The U.S. Commission on Equal Employment Opportunities filed a lawsuit in 2010 against a food processing company. The EEOC claimed that JBS discriminated against black people, Muslims and immigrants from Somalia.
The alleged discrimination violates Article VII of the 1964 Civil Rights Act, a federal law prohibiting discrimination in the workplace.
“The EEOC is proud to have received such a significant relief for hundreds of workers affected by the illegal labor practices alleged in this lawsuit,” EEOC President Charlotte A. Burroughs said in a news release. “This situation is a reminder that discrimination and harassment on a regular basis remain important issues that we need to address.”
News reported that Muslim staff were not allowed to pray and were harassed when they tried to pray during the scheduled break. The EEOC alleges that during Ramadan 2008, company employees turned off water fountains and banned drinking water and bathing before prayers.
Muslim staff in Somalia were also banned from taking a break in the bathroom, and they were “more disciplined than other staff.” These employees were often called by offensive names and targeted through bathroom graffiti.
The EEOC also claimed that company managers and other employees “threw meat or bones at black and Somali workers”.
In addition to cashing in, JBS has re-employed former employees covered by the decree, amended its anti-discrimination policy, established a 24-hour hotline for discrimination reports, and set up a diversity committee. llab support provides an opportunity to review employee complaints. and provide annual training on anti-discrimination laws.
The company must also provide a “clean, quiet and appropriate” place for employees ’religious ceremonies. These areas do not include bathrooms.

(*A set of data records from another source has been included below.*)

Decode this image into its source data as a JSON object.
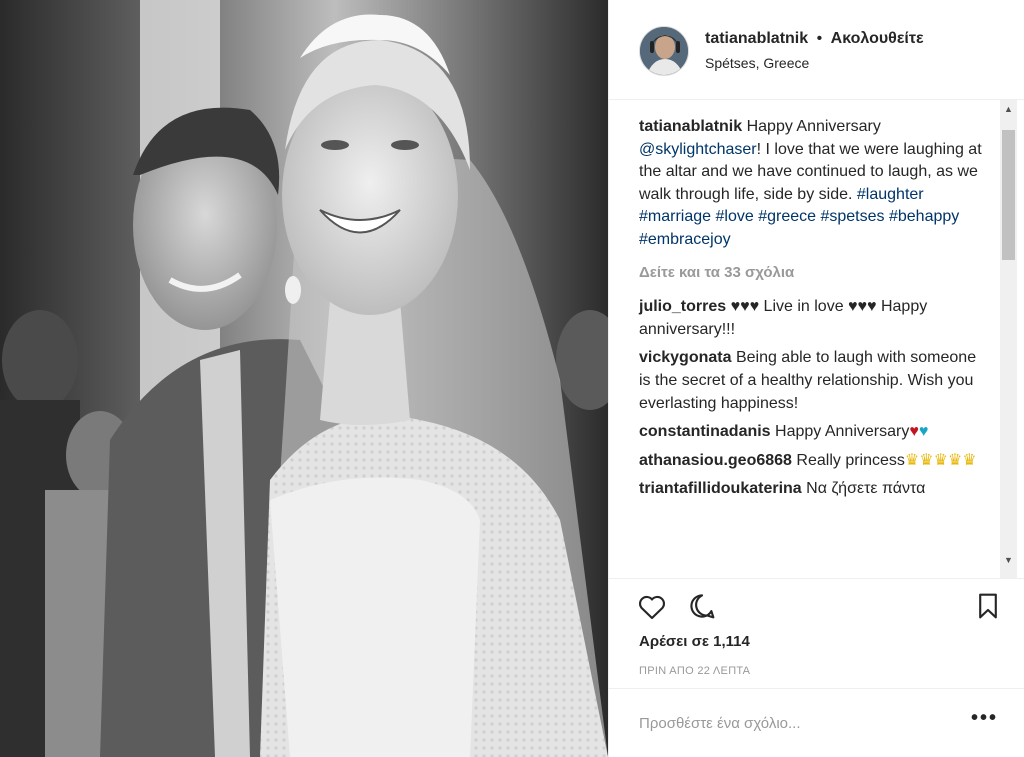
{
  "photo": {
    "description_icon": "wedding-photo"
  },
  "header": {
    "username": "tatianablatnik",
    "separator": "•",
    "follow_label": "Ακολουθείτε",
    "location": "Spétses, Greece"
  },
  "caption": {
    "username": "tatianablatnik",
    "text_1": "Happy Anniversary",
    "mention": "@skylightchaser",
    "text_2": "! I love that we were laughing at the altar and we have continued to laugh, as we walk through life, side by side.",
    "tags": [
      "#laughter",
      "#marriage",
      "#love",
      "#greece",
      "#spetses",
      "#behappy",
      "#embracejoy"
    ]
  },
  "view_all": "Δείτε και τα 33 σχόλια",
  "comments": [
    {
      "user": "julio_torres",
      "text": "♥♥♥ Live in love ♥♥♥ Happy anniversary!!!"
    },
    {
      "user": "vickygonata",
      "text": "Being able to laugh with someone is the secret of a healthy relationship. Wish you everlasting happiness!"
    },
    {
      "user": "constantinadanis",
      "text": "Happy Anniversary",
      "hearts": [
        "♥",
        "♥"
      ]
    },
    {
      "user": "athanasiou.geo6868",
      "text": "Really princess",
      "crowns": "♛♛♛♛♛"
    },
    {
      "user": "triantafillidoukaterina",
      "text": "Να ζήσετε πάντα"
    }
  ],
  "actions": {
    "like_icon": "heart-icon",
    "comment_icon": "comment-icon",
    "save_icon": "bookmark-icon",
    "likes": "Αρέσει σε 1,114",
    "time": "ΠΡΙΝ ΑΠΟ 22 ΛΕΠΤΑ"
  },
  "add_comment": {
    "placeholder": "Προσθέστε ένα σχόλιο...",
    "more": "•••"
  },
  "colors": {
    "link": "#003569",
    "muted": "#999999",
    "text": "#262626"
  }
}
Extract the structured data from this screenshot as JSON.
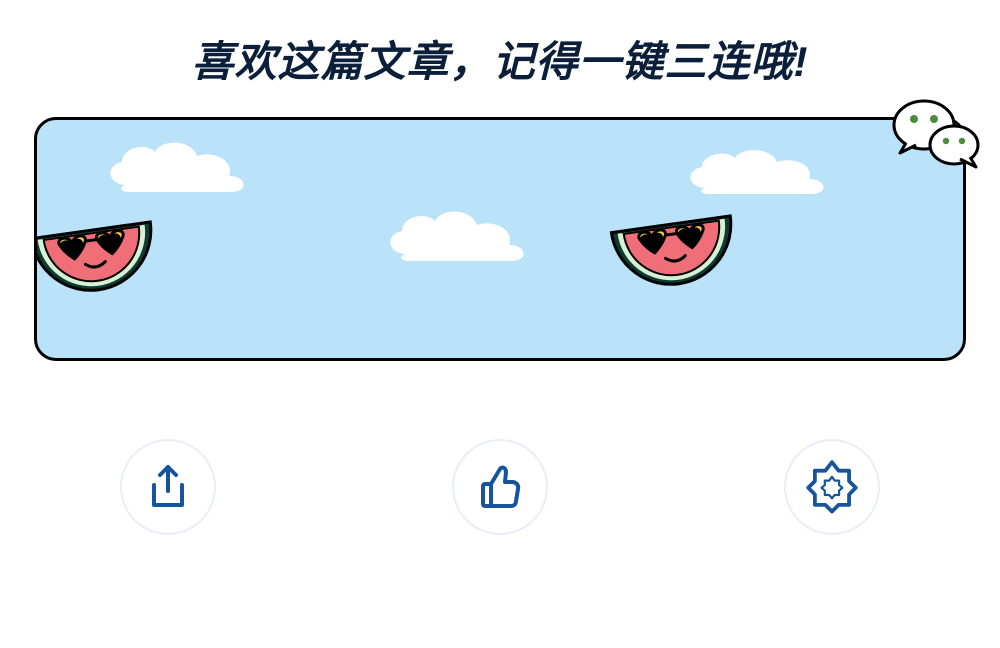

“I hope that the employer’s new policy, especially one that provides for the prompt handling of harassment complaints and the provision of appropriate time and space for workers to put their beliefs into practice, is the right one. “It’s a step in the right direction,” he said.